For this venture, I worked with a Micro Four-thirds system which allowed me to pack light and be nimble. The lens that got the most work was my Panasonic 100-300mm which translates into a 200-600mm in 35mm SLR terms. This lens is not only small for its power, but is really impressively sharp! I worked handheld for most of the weekend and took advantage of the in-body image stabilization capability of my Olympus OM-D EM5 camera.
For both of these images I am composing to frame the subject within it’s setting using strong lines and design elements. Also in both cases, the “environment” has similar tonalities as the subject, i.e., a white fence for the lamb, and various browns with the sparrow.
Northern Cardinals continue to be a favorite subject of mine. Over the years, I have grown to appreciate not just their physical beauty, but also the emotional significance they hold for many people who have lost loved ones. I have become especially conscious of situations where the male and female cardinal are together. The relationship between these two birds is both visually striking and a metaphor for caring couples.
Most of my cardinal work is done during the winter when trees are bare and visual access to the birds seems greatest. This image was made this winter during one of the above frigid days when I could work effectively for several hours. I composed to use the lines of the tree, the two bird’s similar posture and a panoramic cropping for maximum impact. I also like that the female is out front and has the darker color of the male as a contrasting background.

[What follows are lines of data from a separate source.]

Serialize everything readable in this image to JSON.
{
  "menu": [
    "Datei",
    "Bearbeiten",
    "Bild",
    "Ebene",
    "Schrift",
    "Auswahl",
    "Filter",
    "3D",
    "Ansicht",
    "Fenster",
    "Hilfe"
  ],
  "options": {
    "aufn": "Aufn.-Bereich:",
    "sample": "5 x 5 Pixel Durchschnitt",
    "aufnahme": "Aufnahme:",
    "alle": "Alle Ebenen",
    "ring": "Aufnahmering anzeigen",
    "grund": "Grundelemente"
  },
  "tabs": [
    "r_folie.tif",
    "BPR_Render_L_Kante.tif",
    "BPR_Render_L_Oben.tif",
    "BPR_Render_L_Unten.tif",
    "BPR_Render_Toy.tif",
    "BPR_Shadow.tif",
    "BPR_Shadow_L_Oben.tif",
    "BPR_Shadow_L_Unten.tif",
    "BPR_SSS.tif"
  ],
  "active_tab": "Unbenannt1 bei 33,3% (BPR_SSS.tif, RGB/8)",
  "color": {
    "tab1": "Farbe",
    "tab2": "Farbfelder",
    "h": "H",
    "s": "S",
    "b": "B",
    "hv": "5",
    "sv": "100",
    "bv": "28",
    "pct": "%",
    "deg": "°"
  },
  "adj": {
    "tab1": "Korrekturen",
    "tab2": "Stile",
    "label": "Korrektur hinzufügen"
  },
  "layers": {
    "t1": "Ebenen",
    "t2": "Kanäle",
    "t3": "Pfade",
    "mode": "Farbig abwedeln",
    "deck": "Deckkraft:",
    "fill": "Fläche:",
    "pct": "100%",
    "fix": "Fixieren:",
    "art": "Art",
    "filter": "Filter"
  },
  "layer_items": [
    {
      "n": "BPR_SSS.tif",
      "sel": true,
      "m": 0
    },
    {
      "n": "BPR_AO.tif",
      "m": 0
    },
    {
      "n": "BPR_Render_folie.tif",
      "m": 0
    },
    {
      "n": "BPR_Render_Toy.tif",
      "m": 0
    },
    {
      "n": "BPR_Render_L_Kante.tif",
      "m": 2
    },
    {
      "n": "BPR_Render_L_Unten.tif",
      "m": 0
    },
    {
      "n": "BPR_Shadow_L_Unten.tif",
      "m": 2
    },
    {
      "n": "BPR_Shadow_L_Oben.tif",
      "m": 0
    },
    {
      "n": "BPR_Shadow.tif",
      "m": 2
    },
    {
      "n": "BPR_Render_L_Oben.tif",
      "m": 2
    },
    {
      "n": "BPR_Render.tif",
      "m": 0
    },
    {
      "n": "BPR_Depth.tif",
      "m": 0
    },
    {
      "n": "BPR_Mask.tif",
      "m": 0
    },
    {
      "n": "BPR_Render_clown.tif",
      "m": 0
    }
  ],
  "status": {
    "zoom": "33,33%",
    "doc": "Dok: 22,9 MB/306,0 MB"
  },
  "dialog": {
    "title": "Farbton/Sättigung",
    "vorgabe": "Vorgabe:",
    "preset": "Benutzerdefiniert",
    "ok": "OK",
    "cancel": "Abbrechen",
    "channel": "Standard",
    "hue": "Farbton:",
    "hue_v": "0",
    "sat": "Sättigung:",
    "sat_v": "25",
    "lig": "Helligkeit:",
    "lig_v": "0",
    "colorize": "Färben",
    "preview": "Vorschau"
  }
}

I used a Nikon D800 camera with a Nikkor AFS 200-400mm f4.0G lens with a Nikkor TC20E III at an ISO 2000 and f11. The image is now available as a print in the size of 7×14″ matted to 16×20″ for $84.00 and framed for $189.00 with UV-protective, Reflection-control glass. I will have print #1 with me at the North Penn Select Craft Show on March 21.
There appears to be no reliable influence by positive or negative air ions (high levels occur around waterfalls) on mood according to a meta-analysis – http://www.ncbi.nlm.nih.gov/pubmed/23320516, but I certainly felt good working the falls of Ricketts Glen last month.
We had some very rainy weather my first day there which hindered my efforts, but the next day was magnificent and I did the loop down and back up the other side of the falls trail. All that rain had the water running deep and fast (and loud), making it quite the experience. Many other photographers thought to as well and added to the challenges of working that day.
I hadn’t photographed at Ricketts Glen in over ten years, so I went with light gear opting to be nimble and productive. I worked entirely with one camera and one lens — the Olympus EM-5 and the Panasonic 14-140mm II, and a small tripod. I used a polarizing filter and closed down the aperture for maximum depth of field.